Contrary to the arguments of the pessimists, companies generally manage to meet higher energy-efficiency standards while improving the consumer experience.
Speaking of cars, higher standards have had a similar positive impact on the automobile industry. The Obama administration, much to the chagrin of Republicans, pushed through new mileage standards that stipulated that the typical car sold in the U.S. in 2025 would have to get 54.5 miles per gallon. Cue the outrage over a war on SUVs and pickup trucks. But the higher standards just pushed automakers and their engineers to do what consumers had been asking them to do already: upgrade the efficiency of the U.S. auto fleet. The government also provided a raft of incentives—tax credits for hybrids and electrics and research aid for new batteries—to hasten the process. And as we’ve written, the progress has been remarkable.
In May, the typical vehicle sold in the U.S. got a record 24.8 miles per gallon, up 25 percent from 20.1 in October 2007. A raftload of models now get mileage well above 40. The 2014 Jeep Cherokee gets 30 miles per gallon, a 45 percent increase from last year’s model. And it’s not like consumers are sacrificing performance or paying a lot more for these money-saving models. Automotive engineers have known all along how to get better mileage. They just needed the nudge of higher standards to get their bosses on board. Of course, we’re still a long way from 54.5 miles per gallon. But after the innovations in recent years, it no longer seems quite so absurd.

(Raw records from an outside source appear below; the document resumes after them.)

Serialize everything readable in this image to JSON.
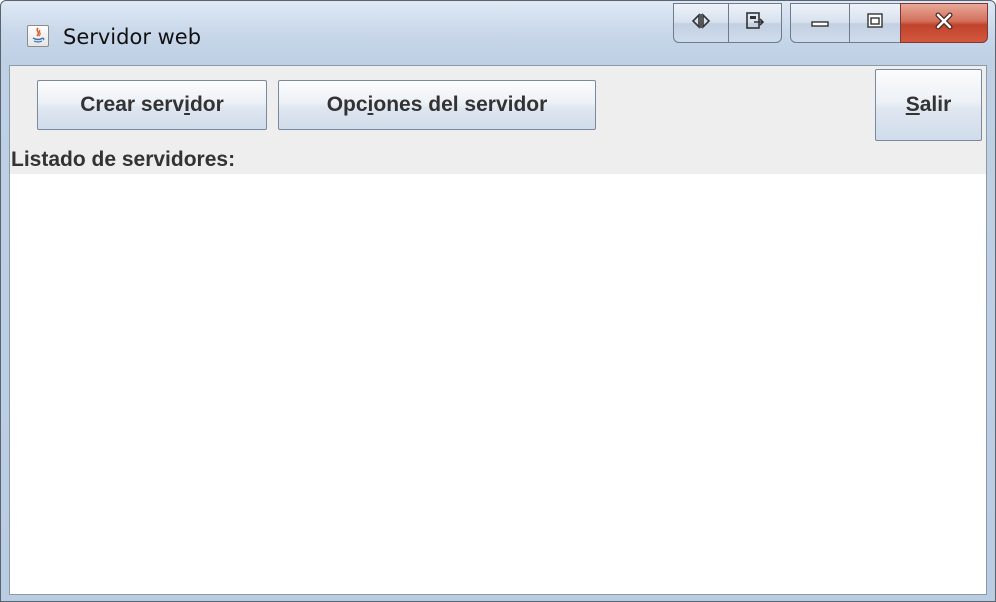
{
  "window": {
    "title": "Servidor web",
    "icon": "java-icon",
    "controls": [
      "ruler-icon",
      "export-icon",
      "minimize-icon",
      "maximize-icon",
      "close-icon"
    ]
  },
  "toolbar": {
    "create_server": {
      "before": "Crear serv",
      "mnemonic": "i",
      "after": "dor"
    },
    "server_options": {
      "before": "Opc",
      "mnemonic": "i",
      "after": "ones del servidor"
    },
    "exit": {
      "before": "",
      "mnemonic": "S",
      "after": "alir"
    }
  },
  "listing": {
    "label": "Listado de servidores:",
    "items": []
  }
}
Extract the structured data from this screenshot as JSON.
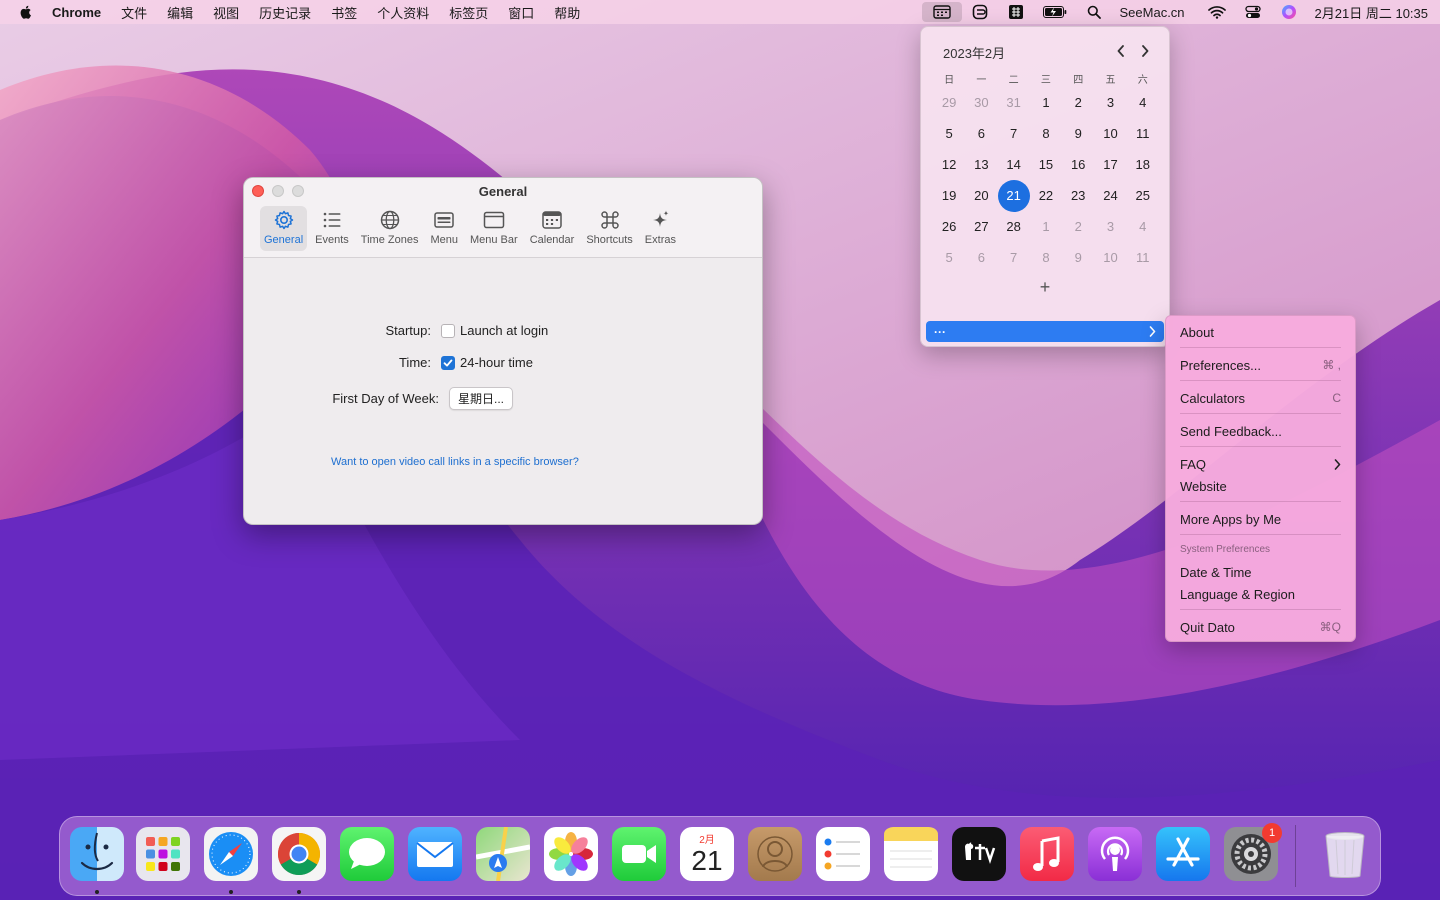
{
  "menubar": {
    "app": "Chrome",
    "menus": [
      "文件",
      "编辑",
      "视图",
      "历史记录",
      "书签",
      "个人资料",
      "标签页",
      "窗口",
      "帮助"
    ],
    "status_text": "SeeMac.cn",
    "clock": "2月21日 周二  10:35"
  },
  "window": {
    "title": "General",
    "tabs": [
      {
        "label": "General",
        "icon": "gear-icon"
      },
      {
        "label": "Events",
        "icon": "list-icon"
      },
      {
        "label": "Time Zones",
        "icon": "globe-icon"
      },
      {
        "label": "Menu",
        "icon": "menu-icon"
      },
      {
        "label": "Menu Bar",
        "icon": "menubar-icon"
      },
      {
        "label": "Calendar",
        "icon": "calendar-icon"
      },
      {
        "label": "Shortcuts",
        "icon": "command-icon"
      },
      {
        "label": "Extras",
        "icon": "sparkles-icon"
      }
    ],
    "startup_label": "Startup:",
    "startup_option": "Launch at login",
    "startup_checked": false,
    "time_label": "Time:",
    "time_option": "24-hour time",
    "time_checked": true,
    "first_day_label": "First Day of Week:",
    "first_day_value": "星期日...",
    "link_text": "Want to open video call links in a specific browser?"
  },
  "calendar": {
    "title": "2023年2月",
    "weekdays": [
      "日",
      "一",
      "二",
      "三",
      "四",
      "五",
      "六"
    ],
    "weeks": [
      [
        "29",
        "30",
        "31",
        "1",
        "2",
        "3",
        "4"
      ],
      [
        "5",
        "6",
        "7",
        "8",
        "9",
        "10",
        "11"
      ],
      [
        "12",
        "13",
        "14",
        "15",
        "16",
        "17",
        "18"
      ],
      [
        "19",
        "20",
        "21",
        "22",
        "23",
        "24",
        "25"
      ],
      [
        "26",
        "27",
        "28",
        "1",
        "2",
        "3",
        "4"
      ],
      [
        "5",
        "6",
        "7",
        "8",
        "9",
        "10",
        "11"
      ]
    ],
    "today": "21",
    "add_label": "+",
    "more_label": "···"
  },
  "context_menu": {
    "about": "About",
    "preferences": "Preferences...",
    "preferences_shortcut": "⌘ ,",
    "calculators": "Calculators",
    "calculators_shortcut": "C",
    "send_feedback": "Send Feedback...",
    "faq": "FAQ",
    "website": "Website",
    "more_apps": "More Apps by Me",
    "system_prefs_header": "System Preferences",
    "date_time": "Date & Time",
    "language_region": "Language & Region",
    "quit": "Quit Dato",
    "quit_shortcut": "⌘Q"
  },
  "dock": {
    "calendar_month": "2月",
    "calendar_day": "21",
    "settings_badge": "1",
    "apps": [
      "finder",
      "launchpad",
      "safari",
      "chrome",
      "messages",
      "mail",
      "maps",
      "photos",
      "facetime",
      "calendar",
      "contacts",
      "reminders",
      "notes",
      "tv",
      "music",
      "podcasts",
      "app-store",
      "system-preferences",
      "trash"
    ]
  }
}
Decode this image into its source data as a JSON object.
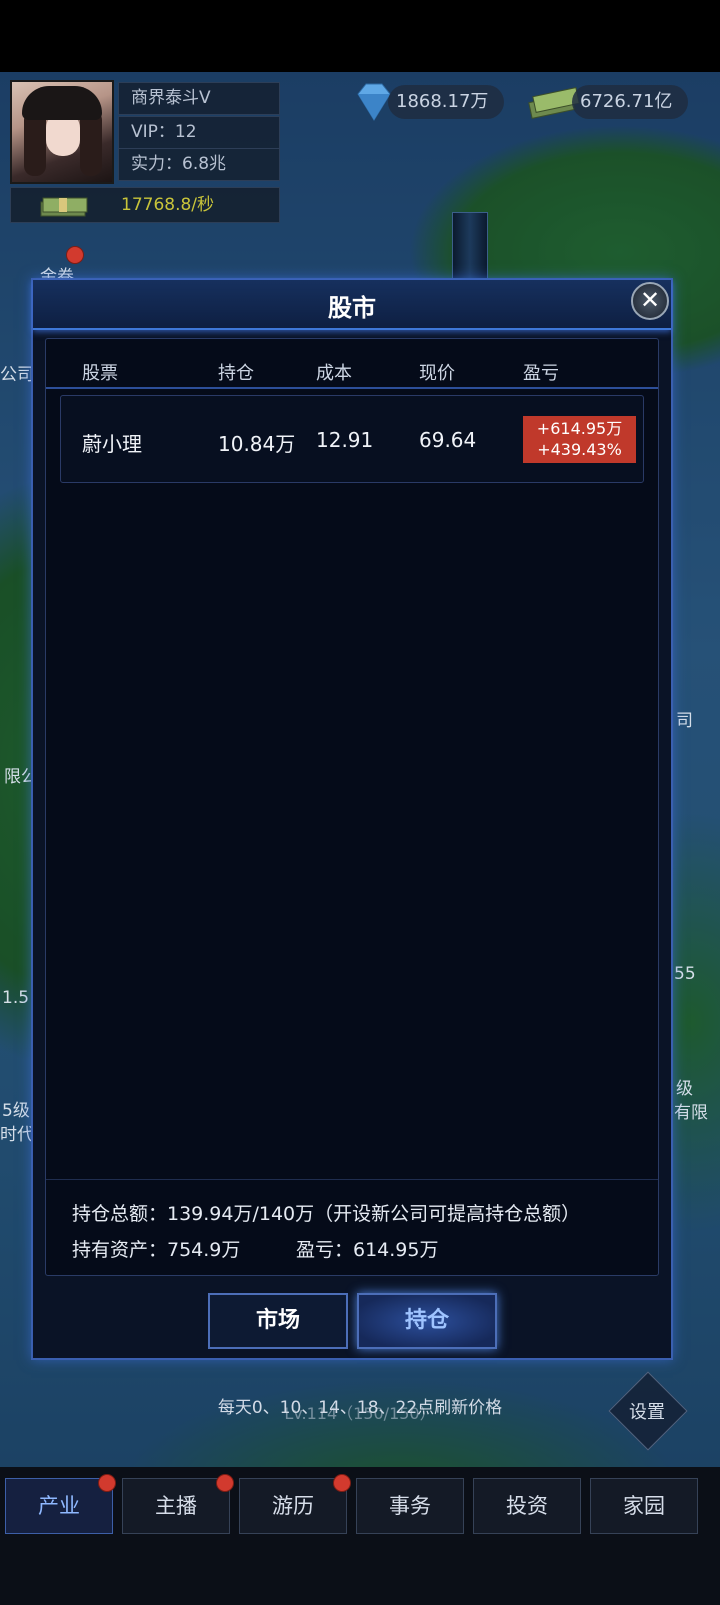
{
  "profile": {
    "name": "商界泰斗V",
    "vip": "VIP：12",
    "power": "实力：6.8兆",
    "income": "17768.8/秒"
  },
  "resources": {
    "diamonds": "1868.17万",
    "cash": "6726.71亿"
  },
  "side_labels": {
    "left_1": "公司",
    "left_2": "限公",
    "left_3": "1.5",
    "left_4": "5级",
    "left_5": "时代",
    "right_1": "司",
    "right_2": "55",
    "right_3": "级",
    "right_4": "有限",
    "top_left": "金卷"
  },
  "modal": {
    "title": "股市",
    "close_label": "✕",
    "columns": [
      "股票",
      "持仓",
      "成本",
      "现价",
      "盈亏"
    ],
    "rows": [
      {
        "stock": "蔚小理",
        "position": "10.84万",
        "cost": "12.91",
        "price": "69.64",
        "pl_amount": "+614.95万",
        "pl_percent": "+439.43%"
      }
    ],
    "summary": {
      "total": "持仓总额：139.94万/140万（开设新公司可提高持仓总额）",
      "assets": "持有资产：754.9万",
      "profit": "盈亏：614.95万"
    },
    "tabs": {
      "market": "市场",
      "holdings": "持仓"
    }
  },
  "refresh_note": "每天0、10、14、18、22点刷新价格",
  "level_note": "Lv.114（150/150）",
  "settings_label": "设置",
  "nav": [
    "产业",
    "主播",
    "游历",
    "事务",
    "投资",
    "家园"
  ],
  "colors": {
    "accent": "#3f78d8",
    "profit_badge": "#c0392b",
    "income_text": "#c8c43a"
  }
}
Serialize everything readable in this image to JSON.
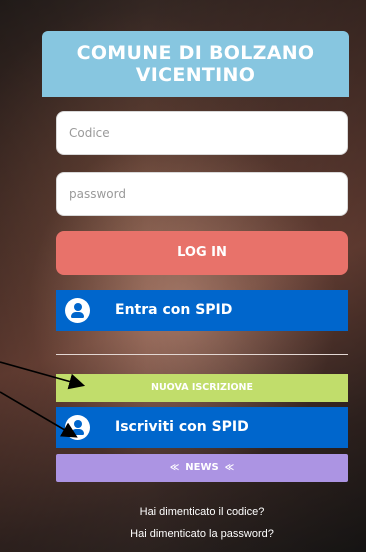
{
  "header": {
    "line1": "COMUNE DI BOLZANO",
    "line2": "VICENTINO"
  },
  "form": {
    "codice_placeholder": "Codice",
    "password_placeholder": "password",
    "login_label": "LOG IN"
  },
  "spid": {
    "enter_label": "Entra con SPID",
    "register_label": "Iscriviti con SPID",
    "icon": "user-circle-icon"
  },
  "nuova_iscrizione_label": "NUOVA ISCRIZIONE",
  "news": {
    "label": "NEWS",
    "chevron": "»"
  },
  "links": {
    "forgot_code": "Hai dimenticato il codice?",
    "forgot_password": "Hai dimenticato la password?"
  },
  "colors": {
    "header": "#87c6e0",
    "login": "#e8726a",
    "spid": "#0066cc",
    "nuova": "#c1dd6b",
    "news": "#ac94e3"
  }
}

Indeed, contrary to the arguments of the pessimists, companies generally manage to meet higher energy-efficiency standards while improving the consumer experience. The government has been regulating the performance of air conditioners and refrigerators for decades. And it’s rare to hear anybody complain that cheap, high-peforming air conditioners and refrigerators are not available in the marketplace.
Obama hit these themes in his speech. “When we restricted cancer-causing chemicals in plastics and leaded fuel in our cars, it didn’t end the plastics industry or oil industry. American chemists came up with better substitutes,” he said. “When we phased out CFCs, the gases that were depleting the ozone layer, it didn’t kill off refrigerators or air conditioners or deodorant. American workers and businesses figured out how to do it better without harming the environment as much.”
That’s not to say meeting higher standards is easy, or inevitable, or affordable for every business, and in every instance. Companies that operate coal-fired electricity plants may find that they can’t compete with other sources if they have to invest a lot of money to clean up their operations. But standards for consumer products create a level playing field.